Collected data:
*****

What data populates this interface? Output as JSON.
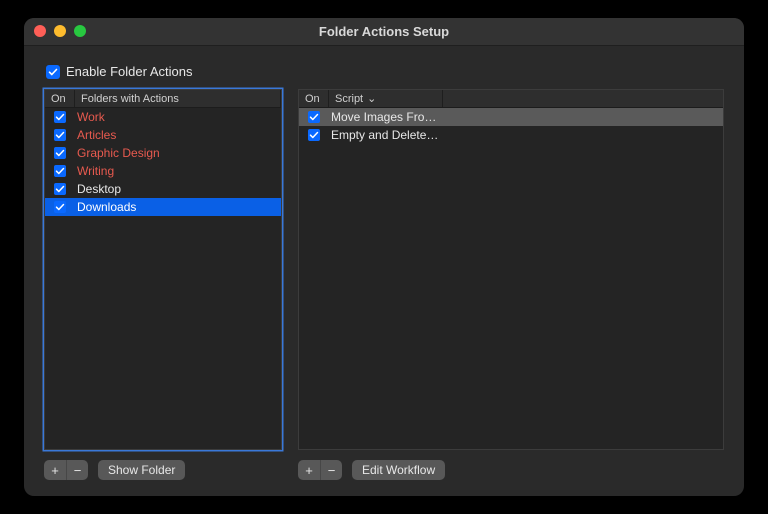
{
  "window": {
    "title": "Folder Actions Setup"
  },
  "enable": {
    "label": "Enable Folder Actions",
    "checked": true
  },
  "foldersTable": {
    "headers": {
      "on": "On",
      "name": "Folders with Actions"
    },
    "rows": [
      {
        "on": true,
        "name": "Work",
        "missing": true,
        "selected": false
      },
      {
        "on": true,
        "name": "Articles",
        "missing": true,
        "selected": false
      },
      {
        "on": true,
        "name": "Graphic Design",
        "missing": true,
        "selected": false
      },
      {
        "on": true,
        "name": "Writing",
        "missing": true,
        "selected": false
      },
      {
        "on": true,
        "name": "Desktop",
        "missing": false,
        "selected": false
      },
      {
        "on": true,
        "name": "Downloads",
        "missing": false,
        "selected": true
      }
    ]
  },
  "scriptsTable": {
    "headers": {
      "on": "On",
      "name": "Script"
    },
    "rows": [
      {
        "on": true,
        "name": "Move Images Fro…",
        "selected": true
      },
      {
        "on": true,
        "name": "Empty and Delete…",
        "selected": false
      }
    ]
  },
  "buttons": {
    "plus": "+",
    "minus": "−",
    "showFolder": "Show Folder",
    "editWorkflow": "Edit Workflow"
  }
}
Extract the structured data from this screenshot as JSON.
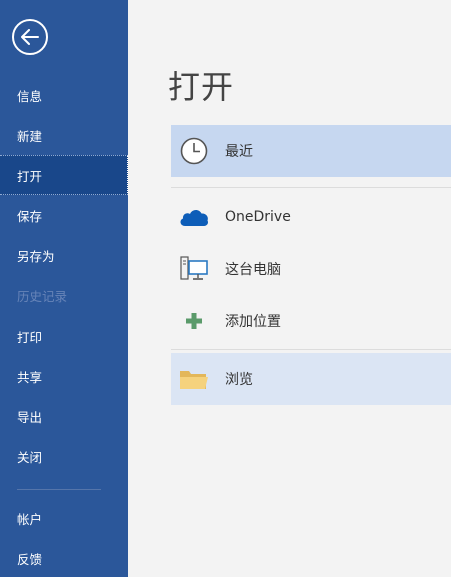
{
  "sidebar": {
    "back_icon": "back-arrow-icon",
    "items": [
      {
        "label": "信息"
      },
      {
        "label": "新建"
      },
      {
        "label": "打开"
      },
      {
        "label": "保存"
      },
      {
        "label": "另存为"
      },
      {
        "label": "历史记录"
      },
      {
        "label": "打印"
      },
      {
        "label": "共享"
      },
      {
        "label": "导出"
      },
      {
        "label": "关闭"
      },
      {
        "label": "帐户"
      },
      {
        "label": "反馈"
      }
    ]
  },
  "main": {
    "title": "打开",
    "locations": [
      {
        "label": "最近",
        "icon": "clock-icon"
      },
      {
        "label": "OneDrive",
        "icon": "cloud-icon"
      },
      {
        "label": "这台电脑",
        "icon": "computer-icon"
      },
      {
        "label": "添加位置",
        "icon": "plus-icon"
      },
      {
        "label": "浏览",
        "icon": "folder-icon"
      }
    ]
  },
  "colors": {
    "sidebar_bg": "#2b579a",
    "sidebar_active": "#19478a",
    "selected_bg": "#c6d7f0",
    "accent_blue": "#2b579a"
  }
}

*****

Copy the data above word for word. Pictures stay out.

### Response to the exercise
What data populates this interface? Output as JSON.
{
  "window": {
    "title": "Folder Actions Setup"
  },
  "enable": {
    "label": "Enable Folder Actions",
    "checked": true
  },
  "foldersTable": {
    "headers": {
      "on": "On",
      "name": "Folders with Actions"
    },
    "rows": [
      {
        "on": true,
        "name": "Work",
        "missing": true,
        "selected": false
      },
      {
        "on": true,
        "name": "Articles",
        "missing": true,
        "selected": false
      },
      {
        "on": true,
        "name": "Graphic Design",
        "missing": true,
        "selected": false
      },
      {
        "on": true,
        "name": "Writing",
        "missing": true,
        "selected": false
      },
      {
        "on": true,
        "name": "Desktop",
        "missing": false,
        "selected": false
      },
      {
        "on": true,
        "name": "Downloads",
        "missing": false,
        "selected": true
      }
    ]
  },
  "scriptsTable": {
    "headers": {
      "on": "On",
      "name": "Script"
    },
    "rows": [
      {
        "on": true,
        "name": "Move Images Fro…",
        "selected": true
      },
      {
        "on": true,
        "name": "Empty and Delete…",
        "selected": false
      }
    ]
  },
  "buttons": {
    "plus": "+",
    "minus": "−",
    "showFolder": "Show Folder",
    "editWorkflow": "Edit Workflow"
  }
}
Extract the structured data from this screenshot as JSON.
{
  "sidebar": {
    "back_icon": "back-arrow-icon",
    "items": [
      {
        "label": "信息"
      },
      {
        "label": "新建"
      },
      {
        "label": "打开"
      },
      {
        "label": "保存"
      },
      {
        "label": "另存为"
      },
      {
        "label": "历史记录"
      },
      {
        "label": "打印"
      },
      {
        "label": "共享"
      },
      {
        "label": "导出"
      },
      {
        "label": "关闭"
      },
      {
        "label": "帐户"
      },
      {
        "label": "反馈"
      }
    ]
  },
  "main": {
    "title": "打开",
    "locations": [
      {
        "label": "最近",
        "icon": "clock-icon"
      },
      {
        "label": "OneDrive",
        "icon": "cloud-icon"
      },
      {
        "label": "这台电脑",
        "icon": "computer-icon"
      },
      {
        "label": "添加位置",
        "icon": "plus-icon"
      },
      {
        "label": "浏览",
        "icon": "folder-icon"
      }
    ]
  },
  "colors": {
    "sidebar_bg": "#2b579a",
    "sidebar_active": "#19478a",
    "selected_bg": "#c6d7f0",
    "accent_blue": "#2b579a"
  }
}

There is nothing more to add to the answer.